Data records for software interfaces
============
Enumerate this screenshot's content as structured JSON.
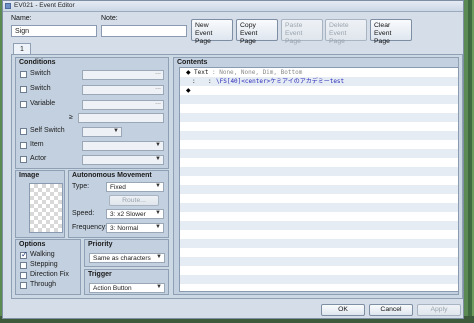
{
  "window": {
    "title": "EV021 - Event Editor"
  },
  "header": {
    "name_label": "Name:",
    "name_value": "Sign",
    "note_label": "Note:",
    "note_value": ""
  },
  "toolbar": {
    "new_page": "New\nEvent Page",
    "copy_page": "Copy\nEvent Page",
    "paste_page": "Paste\nEvent Page",
    "delete_page": "Delete\nEvent Page",
    "clear_page": "Clear\nEvent Page"
  },
  "tabs": [
    "1"
  ],
  "conditions": {
    "title": "Conditions",
    "switch1": "Switch",
    "switch2": "Switch",
    "variable": "Variable",
    "ge": "≥",
    "self_switch": "Self Switch",
    "item": "Item",
    "actor": "Actor",
    "ellipsis": "..."
  },
  "image": {
    "title": "Image"
  },
  "autonomous": {
    "title": "Autonomous Movement",
    "type_label": "Type:",
    "type_value": "Fixed",
    "route_button": "Route...",
    "speed_label": "Speed:",
    "speed_value": "3: x2 Slower",
    "freq_label": "Frequency:",
    "freq_value": "3: Normal"
  },
  "options": {
    "title": "Options",
    "walking": "Walking",
    "walking_checked": true,
    "stepping": "Stepping",
    "direction_fix": "Direction Fix",
    "through": "Through"
  },
  "priority": {
    "title": "Priority",
    "value": "Same as characters"
  },
  "trigger": {
    "title": "Trigger",
    "value": "Action Button"
  },
  "contents": {
    "title": "Contents",
    "line1_cmd": "Text",
    "line1_params": " : None, None, Dim, Bottom",
    "line2_prefix": ":",
    "line2_colon": ":",
    "line2_text": "\\FS[40]<center>ケミアイのアカデミーtest"
  },
  "footer": {
    "ok": "OK",
    "cancel": "Cancel",
    "apply": "Apply"
  },
  "colors": {
    "window_bg": "#d4dde8",
    "panel_bg": "#c3d0df",
    "row_alt": "#e5ecf4",
    "text_param": "#8a8a8a",
    "text_blue": "#2c2cb8"
  }
}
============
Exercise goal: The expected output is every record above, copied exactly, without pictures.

Task response:
Enumerate this screenshot's content as structured JSON.
{
  "window": {
    "title": "EV021 - Event Editor"
  },
  "header": {
    "name_label": "Name:",
    "name_value": "Sign",
    "note_label": "Note:",
    "note_value": ""
  },
  "toolbar": {
    "new_page": "New\nEvent Page",
    "copy_page": "Copy\nEvent Page",
    "paste_page": "Paste\nEvent Page",
    "delete_page": "Delete\nEvent Page",
    "clear_page": "Clear\nEvent Page"
  },
  "tabs": [
    "1"
  ],
  "conditions": {
    "title": "Conditions",
    "switch1": "Switch",
    "switch2": "Switch",
    "variable": "Variable",
    "ge": "≥",
    "self_switch": "Self Switch",
    "item": "Item",
    "actor": "Actor",
    "ellipsis": "..."
  },
  "image": {
    "title": "Image"
  },
  "autonomous": {
    "title": "Autonomous Movement",
    "type_label": "Type:",
    "type_value": "Fixed",
    "route_button": "Route...",
    "speed_label": "Speed:",
    "speed_value": "3: x2 Slower",
    "freq_label": "Frequency:",
    "freq_value": "3: Normal"
  },
  "options": {
    "title": "Options",
    "walking": "Walking",
    "walking_checked": true,
    "stepping": "Stepping",
    "direction_fix": "Direction Fix",
    "through": "Through"
  },
  "priority": {
    "title": "Priority",
    "value": "Same as characters"
  },
  "trigger": {
    "title": "Trigger",
    "value": "Action Button"
  },
  "contents": {
    "title": "Contents",
    "line1_cmd": "Text",
    "line1_params": " : None, None, Dim, Bottom",
    "line2_prefix": ":",
    "line2_colon": ":",
    "line2_text": "\\FS[40]<center>ケミアイのアカデミーtest"
  },
  "footer": {
    "ok": "OK",
    "cancel": "Cancel",
    "apply": "Apply"
  },
  "colors": {
    "window_bg": "#d4dde8",
    "panel_bg": "#c3d0df",
    "row_alt": "#e5ecf4",
    "text_param": "#8a8a8a",
    "text_blue": "#2c2cb8"
  }
}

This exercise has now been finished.